We find our ferry company, and, much to our dismay, the woman we speak to is puzzled by our presence. It turns out that we didn't need to pick up any tickets. Our reservation sheet is all we need. Oh well, we were desperate to see Fethiye and tuck into some of that Asda Sausage.
We take lunch in a harbor-side restaurant. My eldest daughter, Annie, amazes us all by ordering a cheeseburger. This American girl is nearly fourteen years old and she has never had a cheeseburger in her life. But for some reason, she decides that the time has come. The cheeseburger she receives is a little small by American standards, but it certainly has all of the requisite ingredients: beef patty, melted cheese, lettuce, a pair of dill pickles. She tries it and then surprises us again by announcing that she likes it. It's a major milestone in her life: her first cheeseburger, ordered and eaten in Turkey.
After lunch we split up. The women are keen to hit the market, while I am equally keen to avoid it. Fortunately, Fethiye has one ancient attraction, rocks tombs carved into the face of the cliffs behind the town. My destination seems clear.
My course takes me along the edge of the market, and as luck would have it, I am snagged by a carpet dealer. “You don't see many tourists with cameras” he says as I walk past.
I clatter to a stop, surprised by this opening line. “What do you mean,” I respond. “All tourists carry cameras.”
“Not in Fethiye,” he replies. “In Istanbul, yes. You see Japanese tourists with three cameras around their necks, but not here in Fethiye.”
I look carefully down the crowded market, hoping to spot an exception. I don't.
“When tourists come to Fethiye, they are only interested in two things: the beach and beer. We call them beach tourists. They walk around with no shirt on, wearing sandals. They care nothing for Turkish culture. They don't care if they offend us by not wearing shirts. The beach. That's all they care about.”
Is there anything more seductive than hearing another human voice your own prejudices and positions? The carpet merchant was slowly hypnotizing me.
“But you my friend are interested in Turkish people and our culture. You bring a camera, you wear a shirt and solid shoes.

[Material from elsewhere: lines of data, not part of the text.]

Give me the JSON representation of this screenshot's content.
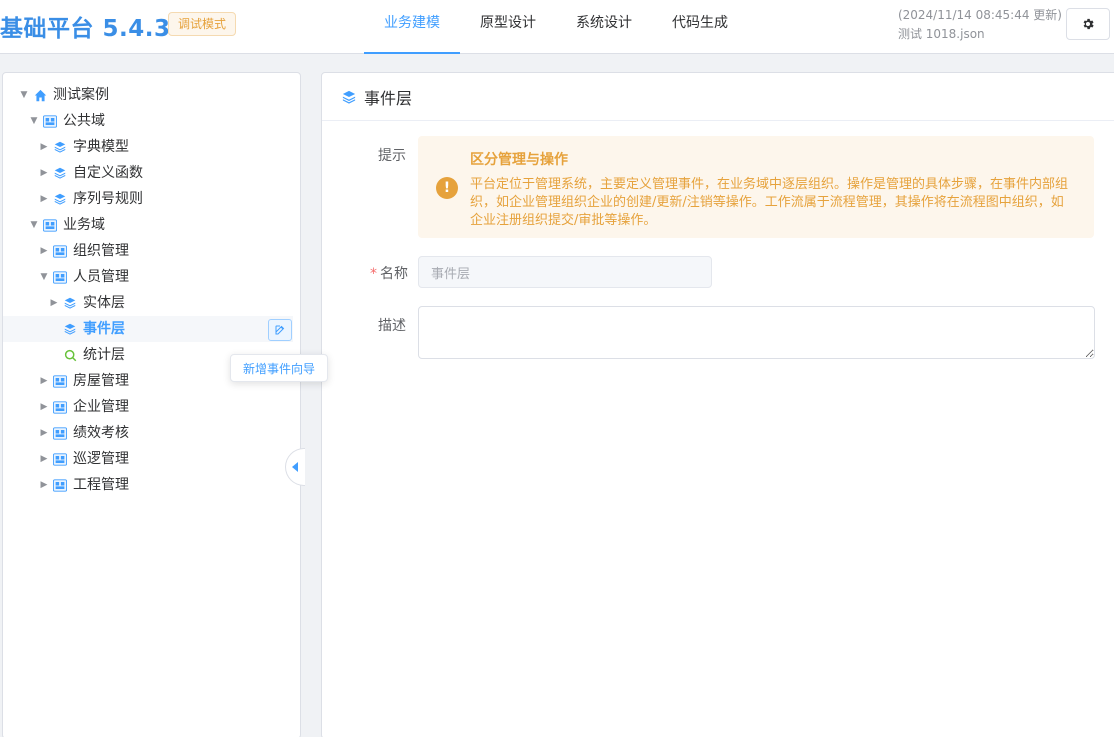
{
  "header": {
    "brand": "基础平台 5.4.3",
    "mode_badge": "调试模式",
    "nav": [
      {
        "label": "业务建模",
        "active": true
      },
      {
        "label": "原型设计",
        "active": false
      },
      {
        "label": "系统设计",
        "active": false
      },
      {
        "label": "代码生成",
        "active": false
      }
    ],
    "updated_text": "(2024/11/14 08:45:44 更新)",
    "file_name": "测试 1018.json",
    "settings_icon": "gear-icon"
  },
  "tree": {
    "items": [
      {
        "label": "测试案例",
        "level": 0,
        "caret": "down",
        "icon": "home-icon"
      },
      {
        "label": "公共域",
        "level": 1,
        "caret": "down",
        "icon": "domain-icon"
      },
      {
        "label": "字典模型",
        "level": 2,
        "caret": "right",
        "icon": "layers-icon"
      },
      {
        "label": "自定义函数",
        "level": 2,
        "caret": "right",
        "icon": "layers-icon"
      },
      {
        "label": "序列号规则",
        "level": 2,
        "caret": "right",
        "icon": "layers-icon"
      },
      {
        "label": "业务域",
        "level": 1,
        "caret": "down",
        "icon": "domain-icon"
      },
      {
        "label": "组织管理",
        "level": 2,
        "caret": "right",
        "icon": "module-icon"
      },
      {
        "label": "人员管理",
        "level": 2,
        "caret": "down",
        "icon": "module-icon"
      },
      {
        "label": "实体层",
        "level": 3,
        "caret": "right",
        "icon": "layers-icon"
      },
      {
        "label": "事件层",
        "level": 3,
        "caret": "none",
        "icon": "layers-icon",
        "selected": true
      },
      {
        "label": "统计层",
        "level": 3,
        "caret": "none",
        "icon": "search-icon"
      },
      {
        "label": "房屋管理",
        "level": 2,
        "caret": "right",
        "icon": "module-icon"
      },
      {
        "label": "企业管理",
        "level": 2,
        "caret": "right",
        "icon": "module-icon"
      },
      {
        "label": "绩效考核",
        "level": 2,
        "caret": "right",
        "icon": "module-icon"
      },
      {
        "label": "巡逻管理",
        "level": 2,
        "caret": "right",
        "icon": "module-icon"
      },
      {
        "label": "工程管理",
        "level": 2,
        "caret": "right",
        "icon": "module-icon"
      }
    ],
    "tooltip": "新增事件向导"
  },
  "content": {
    "title": "事件层",
    "hint_label": "提示",
    "alert": {
      "title": "区分管理与操作",
      "desc": "平台定位于管理系统，主要定义管理事件，在业务域中逐层组织。操作是管理的具体步骤，在事件内部组织，如企业管理组织企业的创建/更新/注销等操作。工作流属于流程管理，其操作将在流程图中组织，如企业注册组织提交/审批等操作。"
    },
    "name_label": "名称",
    "name_required_mark": "*",
    "name_value": "事件层",
    "desc_label": "描述",
    "desc_value": ""
  },
  "colors": {
    "primary": "#409eff",
    "brand": "#3a8ee6",
    "warning": "#e6a23c",
    "warning_bg": "#fdf6ec",
    "search_icon": "#67c23a"
  }
}
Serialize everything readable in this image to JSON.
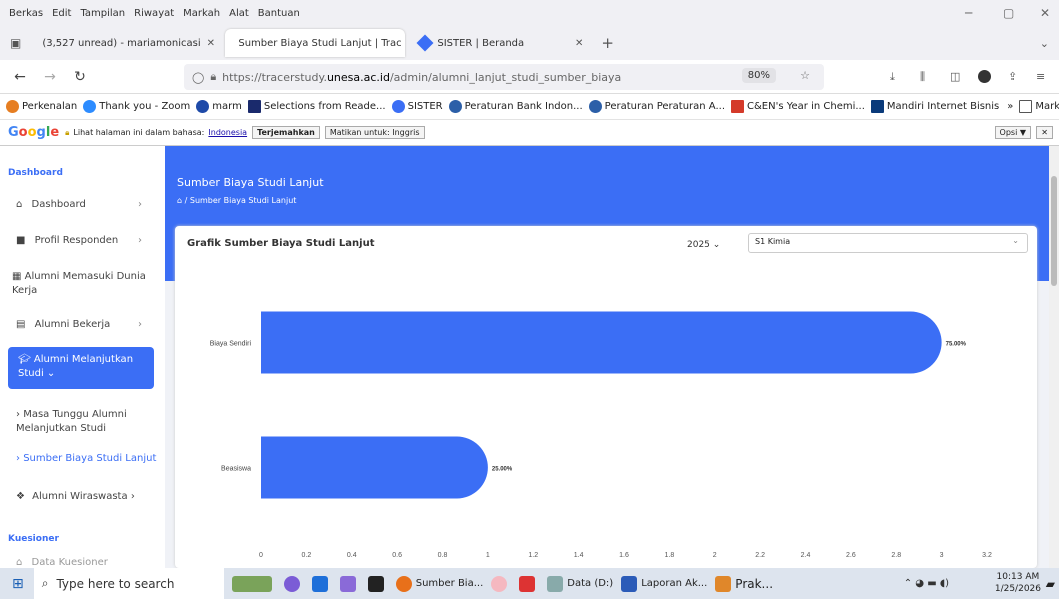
{
  "menubar": {
    "items": [
      "Berkas",
      "Edit",
      "Tampilan",
      "Riwayat",
      "Markah",
      "Alat",
      "Bantuan"
    ]
  },
  "tabs": [
    {
      "label": "(3,527 unread) - mariamonicasi",
      "icon_color": "#7b5cd6"
    },
    {
      "label": "Sumber Biaya Studi Lanjut | Trac",
      "icon_color": "#e8c24a"
    },
    {
      "label": "SISTER | Beranda",
      "icon_color": "#3b6ef5"
    }
  ],
  "url": {
    "prefix": "https://tracerstudy.",
    "domain": "unesa.ac.id",
    "path": "/admin/alumni_lanjut_studi_sumber_biaya",
    "zoom": "80%"
  },
  "bookmarks": [
    "Perkenalan",
    "Thank you - Zoom",
    "marm",
    "Selections from Reade...",
    "SISTER",
    "Peraturan Bank Indon...",
    "Peraturan Peraturan A...",
    "C&EN's Year in Chemi...",
    "Mandiri Internet Bisnis",
    "Markah Lain"
  ],
  "gtranslate": {
    "prompt": "Lihat halaman ini dalam bahasa:",
    "lang": "Indonesia",
    "translate": "Terjemahkan",
    "off": "Matikan untuk: Inggris",
    "options": "Opsi ▼"
  },
  "sidebar": {
    "header1": "Dashboard",
    "items": [
      {
        "label": "Dashboard",
        "icon": "home-icon"
      },
      {
        "label": "Profil Responden",
        "icon": "user-icon"
      },
      {
        "label": "Alumni Memasuki Dunia Kerja",
        "icon": "building-icon"
      },
      {
        "label": "Alumni Bekerja",
        "icon": "briefcase-icon"
      }
    ],
    "active": "Alumni Melanjutkan Studi",
    "sub": [
      "Masa Tunggu Alumni Melanjutkan Studi",
      "Sumber Biaya Studi Lanjut"
    ],
    "after": "Alumni Wiraswasta",
    "header2": "Kuesioner",
    "last": "Data Kuesioner"
  },
  "banner": {
    "title": "Sumber Biaya Studi Lanjut",
    "breadcrumb": "Sumber Biaya Studi Lanjut"
  },
  "card": {
    "title": "Grafik Sumber Biaya Studi Lanjut",
    "year": "2025",
    "program": "S1 Kimia"
  },
  "chart_data": {
    "type": "bar",
    "orientation": "horizontal",
    "categories": [
      "Biaya Sendiri",
      "Beasiswa"
    ],
    "values": [
      3.0,
      1.0
    ],
    "data_labels": [
      "75.00%",
      "25.00%"
    ],
    "xlim": [
      0,
      3.2
    ],
    "xticks": [
      "0",
      "0.2",
      "0.4",
      "0.6",
      "0.8",
      "1",
      "1.2",
      "1.4",
      "1.6",
      "1.8",
      "2",
      "2.2",
      "2.4",
      "2.6",
      "2.8",
      "3",
      "3.2"
    ],
    "color": "#3b6ef5"
  },
  "taskbar": {
    "search": "Type here to search",
    "apps": [
      "Sumber Bia...",
      "Data (D:)",
      "Laporan Ak...",
      "Prak..."
    ],
    "time": "10:13 AM",
    "date": "1/25/2026"
  }
}
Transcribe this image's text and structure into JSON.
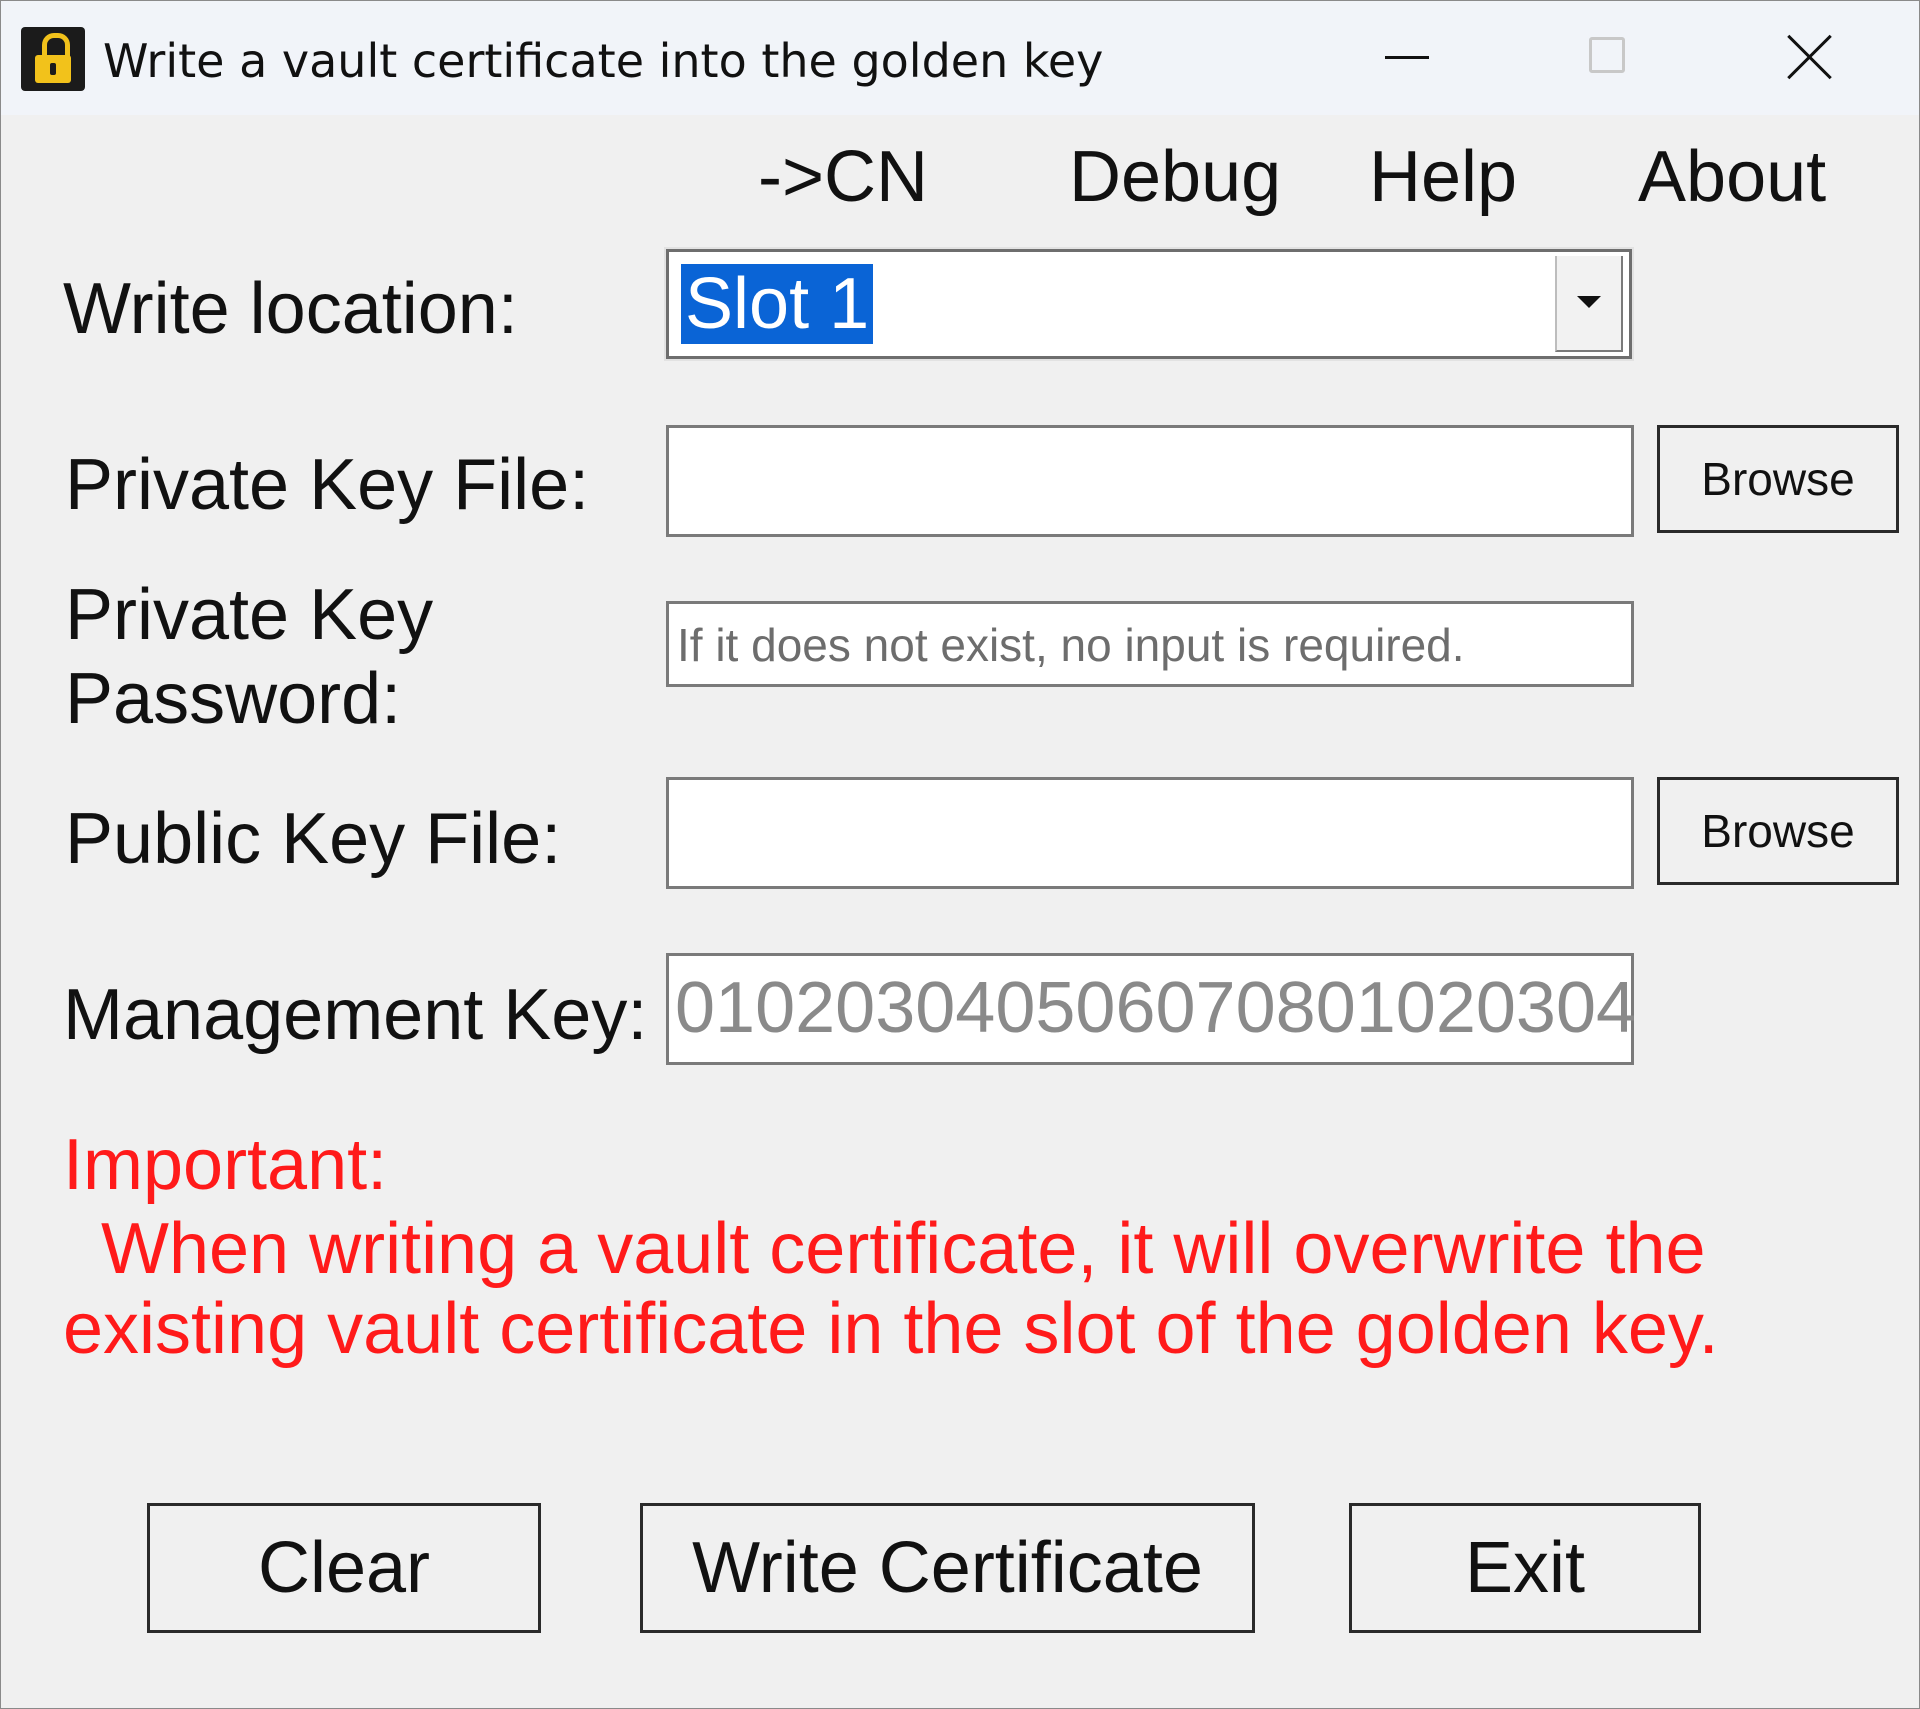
{
  "window": {
    "title": "Write a vault certificate into the golden key",
    "icon": "lock-icon"
  },
  "menu": {
    "items": [
      "->CN",
      "Debug",
      "Help",
      "About"
    ]
  },
  "form": {
    "write_location": {
      "label": "Write location:",
      "value": "Slot 1"
    },
    "private_key_file": {
      "label": "Private Key File:",
      "value": "",
      "browse_label": "Browse"
    },
    "private_key_password": {
      "label_line1": "Private Key",
      "label_line2": "Password:",
      "placeholder": "If it does not exist, no input is required."
    },
    "public_key_file": {
      "label": "Public Key File:",
      "value": "",
      "browse_label": "Browse"
    },
    "management_key": {
      "label": "Management Key:",
      "value": "010203040506070801020304"
    }
  },
  "warning": {
    "heading": "Important:",
    "line1": "When writing a vault certificate, it will overwrite the",
    "line2": "existing vault certificate in the slot of the golden key.",
    "color": "#ff1a1a"
  },
  "actions": {
    "clear": "Clear",
    "write": "Write Certificate",
    "exit": "Exit"
  }
}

We welcome you.”
Ah. The bait and, somewhere close by, a hook. What would a cultured man want to see during his trip? Surely some fine carpets from Cappadocia. Well, it was a valiant try and I appreciated his subtle approach, but in fact, I had been well-trained to resist this form of persuasion by the master carpet merchants of Istanbul. We talked for a few minutes more, then I took a picture of my new friend and departed (carpet-less).
Fethiye was the ancient Lycian city of Telmessos. Our guidebook suggests that the rock tombs are the only ancient artifacts of note in Fethiye. It also (wrongly) stated that you visit them. When I finally reach the site, parboiled by the afternoon sun, I discover that they are fenced off. A (real) tour bus has unloaded nearby. A great gaggle of Germans and I admire the tombs from behind the fence, which strikes me as a suitable coda for a fairly unsuccessful expedition.
At least I didn't buy a rug.